Write the records out once more, exactly as they are given.

----- SOURCE DATA -----

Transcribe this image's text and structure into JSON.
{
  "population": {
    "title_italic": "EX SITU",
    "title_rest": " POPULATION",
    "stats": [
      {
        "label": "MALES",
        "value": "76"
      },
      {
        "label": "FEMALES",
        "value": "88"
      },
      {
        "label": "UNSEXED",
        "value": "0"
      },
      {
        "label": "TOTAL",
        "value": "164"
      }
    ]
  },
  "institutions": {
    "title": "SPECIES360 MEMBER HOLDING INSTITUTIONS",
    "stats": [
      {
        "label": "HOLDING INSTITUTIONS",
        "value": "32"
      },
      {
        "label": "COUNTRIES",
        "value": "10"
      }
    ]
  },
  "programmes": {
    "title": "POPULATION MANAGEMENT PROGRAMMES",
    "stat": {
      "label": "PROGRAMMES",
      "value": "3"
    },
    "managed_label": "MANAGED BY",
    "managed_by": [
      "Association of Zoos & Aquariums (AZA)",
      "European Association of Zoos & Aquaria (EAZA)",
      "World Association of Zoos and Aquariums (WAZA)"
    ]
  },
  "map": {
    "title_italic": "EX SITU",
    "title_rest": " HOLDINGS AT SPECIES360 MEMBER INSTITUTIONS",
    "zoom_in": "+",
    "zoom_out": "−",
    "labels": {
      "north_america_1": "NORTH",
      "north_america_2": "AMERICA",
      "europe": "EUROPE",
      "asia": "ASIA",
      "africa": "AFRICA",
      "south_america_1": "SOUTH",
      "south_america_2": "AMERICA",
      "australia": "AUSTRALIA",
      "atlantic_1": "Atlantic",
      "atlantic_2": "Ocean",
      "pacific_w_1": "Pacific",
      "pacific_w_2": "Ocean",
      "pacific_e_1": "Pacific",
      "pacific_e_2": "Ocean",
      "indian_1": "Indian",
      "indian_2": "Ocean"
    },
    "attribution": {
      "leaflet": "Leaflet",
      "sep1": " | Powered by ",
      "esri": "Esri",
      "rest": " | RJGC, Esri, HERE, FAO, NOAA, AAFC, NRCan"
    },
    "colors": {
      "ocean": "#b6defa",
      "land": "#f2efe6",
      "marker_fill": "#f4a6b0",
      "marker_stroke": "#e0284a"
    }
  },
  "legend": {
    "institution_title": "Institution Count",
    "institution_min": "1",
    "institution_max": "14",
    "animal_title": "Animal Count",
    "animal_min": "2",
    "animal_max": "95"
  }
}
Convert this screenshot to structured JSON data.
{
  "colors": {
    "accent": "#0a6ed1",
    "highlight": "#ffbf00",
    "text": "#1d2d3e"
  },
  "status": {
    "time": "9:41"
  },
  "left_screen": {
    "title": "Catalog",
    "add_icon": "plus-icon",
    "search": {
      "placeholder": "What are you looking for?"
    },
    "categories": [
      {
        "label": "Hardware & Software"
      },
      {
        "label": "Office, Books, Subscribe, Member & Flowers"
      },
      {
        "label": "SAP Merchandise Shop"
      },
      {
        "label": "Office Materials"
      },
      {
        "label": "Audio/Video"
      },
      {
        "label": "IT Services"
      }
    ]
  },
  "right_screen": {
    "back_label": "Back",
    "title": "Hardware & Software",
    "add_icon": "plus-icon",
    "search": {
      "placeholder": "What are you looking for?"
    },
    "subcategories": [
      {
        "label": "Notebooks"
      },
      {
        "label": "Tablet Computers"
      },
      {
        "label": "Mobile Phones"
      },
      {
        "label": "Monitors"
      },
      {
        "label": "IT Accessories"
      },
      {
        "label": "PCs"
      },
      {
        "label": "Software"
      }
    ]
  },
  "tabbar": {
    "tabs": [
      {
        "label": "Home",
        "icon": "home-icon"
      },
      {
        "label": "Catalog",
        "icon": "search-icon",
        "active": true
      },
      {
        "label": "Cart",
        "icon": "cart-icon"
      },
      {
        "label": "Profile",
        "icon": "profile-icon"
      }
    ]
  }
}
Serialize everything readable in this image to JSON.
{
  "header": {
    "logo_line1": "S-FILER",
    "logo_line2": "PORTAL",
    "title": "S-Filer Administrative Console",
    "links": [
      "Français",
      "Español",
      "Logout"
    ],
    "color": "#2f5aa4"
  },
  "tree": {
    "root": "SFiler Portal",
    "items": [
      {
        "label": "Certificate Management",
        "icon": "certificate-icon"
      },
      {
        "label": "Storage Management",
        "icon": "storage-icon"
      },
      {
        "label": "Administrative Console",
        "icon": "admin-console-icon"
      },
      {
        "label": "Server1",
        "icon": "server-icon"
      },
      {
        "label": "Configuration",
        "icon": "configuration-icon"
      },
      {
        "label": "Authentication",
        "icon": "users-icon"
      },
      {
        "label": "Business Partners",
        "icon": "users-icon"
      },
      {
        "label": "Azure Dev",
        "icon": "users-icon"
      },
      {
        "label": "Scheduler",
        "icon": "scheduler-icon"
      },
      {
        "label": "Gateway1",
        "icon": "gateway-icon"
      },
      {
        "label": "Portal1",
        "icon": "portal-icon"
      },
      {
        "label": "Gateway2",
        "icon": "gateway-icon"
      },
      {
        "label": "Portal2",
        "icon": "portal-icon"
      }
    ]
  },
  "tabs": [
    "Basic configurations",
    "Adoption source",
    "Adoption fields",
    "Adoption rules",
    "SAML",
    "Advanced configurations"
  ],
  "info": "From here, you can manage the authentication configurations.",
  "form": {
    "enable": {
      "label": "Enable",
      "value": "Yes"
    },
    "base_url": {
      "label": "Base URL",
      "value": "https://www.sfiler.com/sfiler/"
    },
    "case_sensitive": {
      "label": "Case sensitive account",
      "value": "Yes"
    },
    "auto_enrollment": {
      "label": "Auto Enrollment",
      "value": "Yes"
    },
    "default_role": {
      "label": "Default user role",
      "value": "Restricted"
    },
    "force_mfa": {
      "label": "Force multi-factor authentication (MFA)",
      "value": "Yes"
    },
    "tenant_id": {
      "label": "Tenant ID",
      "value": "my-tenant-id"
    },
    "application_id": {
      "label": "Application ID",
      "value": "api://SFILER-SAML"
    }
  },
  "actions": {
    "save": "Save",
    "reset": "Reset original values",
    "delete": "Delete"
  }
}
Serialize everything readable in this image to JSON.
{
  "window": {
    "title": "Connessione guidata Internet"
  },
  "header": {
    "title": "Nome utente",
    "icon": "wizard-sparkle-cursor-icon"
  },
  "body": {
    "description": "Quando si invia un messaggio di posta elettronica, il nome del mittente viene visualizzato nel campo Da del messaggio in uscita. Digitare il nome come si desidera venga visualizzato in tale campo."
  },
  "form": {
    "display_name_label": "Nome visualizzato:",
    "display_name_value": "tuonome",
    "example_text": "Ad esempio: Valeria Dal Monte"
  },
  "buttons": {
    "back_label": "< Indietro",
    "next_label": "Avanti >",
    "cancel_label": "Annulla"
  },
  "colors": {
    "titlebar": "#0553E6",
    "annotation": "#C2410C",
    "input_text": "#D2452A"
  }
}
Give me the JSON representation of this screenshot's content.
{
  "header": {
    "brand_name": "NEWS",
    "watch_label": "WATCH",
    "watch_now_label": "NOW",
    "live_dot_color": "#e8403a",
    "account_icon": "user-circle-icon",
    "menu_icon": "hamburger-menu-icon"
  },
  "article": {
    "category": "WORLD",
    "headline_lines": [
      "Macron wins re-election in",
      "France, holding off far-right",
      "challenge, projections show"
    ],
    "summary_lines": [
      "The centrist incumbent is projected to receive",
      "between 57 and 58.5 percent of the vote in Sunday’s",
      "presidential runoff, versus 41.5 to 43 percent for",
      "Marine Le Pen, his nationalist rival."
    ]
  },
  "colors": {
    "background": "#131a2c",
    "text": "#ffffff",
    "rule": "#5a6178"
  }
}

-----

(EXERCISE OUTPUT):
Transcribe this image's text and structure into JSON.
{
  "population": {
    "title_italic": "EX SITU",
    "title_rest": " POPULATION",
    "stats": [
      {
        "label": "MALES",
        "value": "76"
      },
      {
        "label": "FEMALES",
        "value": "88"
      },
      {
        "label": "UNSEXED",
        "value": "0"
      },
      {
        "label": "TOTAL",
        "value": "164"
      }
    ]
  },
  "institutions": {
    "title": "SPECIES360 MEMBER HOLDING INSTITUTIONS",
    "stats": [
      {
        "label": "HOLDING INSTITUTIONS",
        "value": "32"
      },
      {
        "label": "COUNTRIES",
        "value": "10"
      }
    ]
  },
  "programmes": {
    "title": "POPULATION MANAGEMENT PROGRAMMES",
    "stat": {
      "label": "PROGRAMMES",
      "value": "3"
    },
    "managed_label": "MANAGED BY",
    "managed_by": [
      "Association of Zoos & Aquariums (AZA)",
      "European Association of Zoos & Aquaria (EAZA)",
      "World Association of Zoos and Aquariums (WAZA)"
    ]
  },
  "map": {
    "title_italic": "EX SITU",
    "title_rest": " HOLDINGS AT SPECIES360 MEMBER INSTITUTIONS",
    "zoom_in": "+",
    "zoom_out": "−",
    "labels": {
      "north_america_1": "NORTH",
      "north_america_2": "AMERICA",
      "europe": "EUROPE",
      "asia": "ASIA",
      "africa": "AFRICA",
      "south_america_1": "SOUTH",
      "south_america_2": "AMERICA",
      "australia": "AUSTRALIA",
      "atlantic_1": "Atlantic",
      "atlantic_2": "Ocean",
      "pacific_w_1": "Pacific",
      "pacific_w_2": "Ocean",
      "pacific_e_1": "Pacific",
      "pacific_e_2": "Ocean",
      "indian_1": "Indian",
      "indian_2": "Ocean"
    },
    "attribution": {
      "leaflet": "Leaflet",
      "sep1": " | Powered by ",
      "esri": "Esri",
      "rest": " | RJGC, Esri, HERE, FAO, NOAA, AAFC, NRCan"
    },
    "colors": {
      "ocean": "#b6defa",
      "land": "#f2efe6",
      "marker_fill": "#f4a6b0",
      "marker_stroke": "#e0284a"
    }
  },
  "legend": {
    "institution_title": "Institution Count",
    "institution_min": "1",
    "institution_max": "14",
    "animal_title": "Animal Count",
    "animal_min": "2",
    "animal_max": "95"
  }
}
Convert this screenshot to structured JSON data.
{
  "colors": {
    "accent": "#0a6ed1",
    "highlight": "#ffbf00",
    "text": "#1d2d3e"
  },
  "status": {
    "time": "9:41"
  },
  "left_screen": {
    "title": "Catalog",
    "add_icon": "plus-icon",
    "search": {
      "placeholder": "What are you looking for?"
    },
    "categories": [
      {
        "label": "Hardware & Software"
      },
      {
        "label": "Office, Books, Subscribe, Member & Flowers"
      },
      {
        "label": "SAP Merchandise Shop"
      },
      {
        "label": "Office Materials"
      },
      {
        "label": "Audio/Video"
      },
      {
        "label": "IT Services"
      }
    ]
  },
  "right_screen": {
    "back_label": "Back",
    "title": "Hardware & Software",
    "add_icon": "plus-icon",
    "search": {
      "placeholder": "What are you looking for?"
    },
    "subcategories": [
      {
        "label": "Notebooks"
      },
      {
        "label": "Tablet Computers"
      },
      {
        "label": "Mobile Phones"
      },
      {
        "label": "Monitors"
      },
      {
        "label": "IT Accessories"
      },
      {
        "label": "PCs"
      },
      {
        "label": "Software"
      }
    ]
  },
  "tabbar": {
    "tabs": [
      {
        "label": "Home",
        "icon": "home-icon"
      },
      {
        "label": "Catalog",
        "icon": "search-icon",
        "active": true
      },
      {
        "label": "Cart",
        "icon": "cart-icon"
      },
      {
        "label": "Profile",
        "icon": "profile-icon"
      }
    ]
  }
}
Serialize everything readable in this image to JSON.
{
  "header": {
    "logo_line1": "S-FILER",
    "logo_line2": "PORTAL",
    "title": "S-Filer Administrative Console",
    "links": [
      "Français",
      "Español",
      "Logout"
    ],
    "color": "#2f5aa4"
  },
  "tree": {
    "root": "SFiler Portal",
    "items": [
      {
        "label": "Certificate Management",
        "icon": "certificate-icon"
      },
      {
        "label": "Storage Management",
        "icon": "storage-icon"
      },
      {
        "label": "Administrative Console",
        "icon": "admin-console-icon"
      },
      {
        "label": "Server1",
        "icon": "server-icon"
      },
      {
        "label": "Configuration",
        "icon": "configuration-icon"
      },
      {
        "label": "Authentication",
        "icon": "users-icon"
      },
      {
        "label": "Business Partners",
        "icon": "users-icon"
      },
      {
        "label": "Azure Dev",
        "icon": "users-icon"
      },
      {
        "label": "Scheduler",
        "icon": "scheduler-icon"
      },
      {
        "label": "Gateway1",
        "icon": "gateway-icon"
      },
      {
        "label": "Portal1",
        "icon": "portal-icon"
      },
      {
        "label": "Gateway2",
        "icon": "gateway-icon"
      },
      {
        "label": "Portal2",
        "icon": "portal-icon"
      }
    ]
  },
  "tabs": [
    "Basic configurations",
    "Adoption source",
    "Adoption fields",
    "Adoption rules",
    "SAML",
    "Advanced configurations"
  ],
  "info": "From here, you can manage the authentication configurations.",
  "form": {
    "enable": {
      "label": "Enable",
      "value": "Yes"
    },
    "base_url": {
      "label": "Base URL",
      "value": "https://www.sfiler.com/sfiler/"
    },
    "case_sensitive": {
      "label": "Case sensitive account",
      "value": "Yes"
    },
    "auto_enrollment": {
      "label": "Auto Enrollment",
      "value": "Yes"
    },
    "default_role": {
      "label": "Default user role",
      "value": "Restricted"
    },
    "force_mfa": {
      "label": "Force multi-factor authentication (MFA)",
      "value": "Yes"
    },
    "tenant_id": {
      "label": "Tenant ID",
      "value": "my-tenant-id"
    },
    "application_id": {
      "label": "Application ID",
      "value": "api://SFILER-SAML"
    }
  },
  "actions": {
    "save": "Save",
    "reset": "Reset original values",
    "delete": "Delete"
  }
}
Serialize everything readable in this image to JSON.
{
  "window": {
    "title": "Connessione guidata Internet"
  },
  "header": {
    "title": "Nome utente",
    "icon": "wizard-sparkle-cursor-icon"
  },
  "body": {
    "description": "Quando si invia un messaggio di posta elettronica, il nome del mittente viene visualizzato nel campo Da del messaggio in uscita. Digitare il nome come si desidera venga visualizzato in tale campo."
  },
  "form": {
    "display_name_label": "Nome visualizzato:",
    "display_name_value": "tuonome",
    "example_text": "Ad esempio: Valeria Dal Monte"
  },
  "buttons": {
    "back_label": "< Indietro",
    "next_label": "Avanti >",
    "cancel_label": "Annulla"
  },
  "colors": {
    "titlebar": "#0553E6",
    "annotation": "#C2410C",
    "input_text": "#D2452A"
  }
}
Give me the JSON representation of this screenshot's content.
{
  "header": {
    "brand_name": "NEWS",
    "watch_label": "WATCH",
    "watch_now_label": "NOW",
    "live_dot_color": "#e8403a",
    "account_icon": "user-circle-icon",
    "menu_icon": "hamburger-menu-icon"
  },
  "article": {
    "category": "WORLD",
    "headline_lines": [
      "Macron wins re-election in",
      "France, holding off far-right",
      "challenge, projections show"
    ],
    "summary_lines": [
      "The centrist incumbent is projected to receive",
      "between 57 and 58.5 percent of the vote in Sunday’s",
      "presidential runoff, versus 41.5 to 43 percent for",
      "Marine Le Pen, his nationalist rival."
    ]
  },
  "colors": {
    "background": "#131a2c",
    "text": "#ffffff",
    "rule": "#5a6178"
  }
}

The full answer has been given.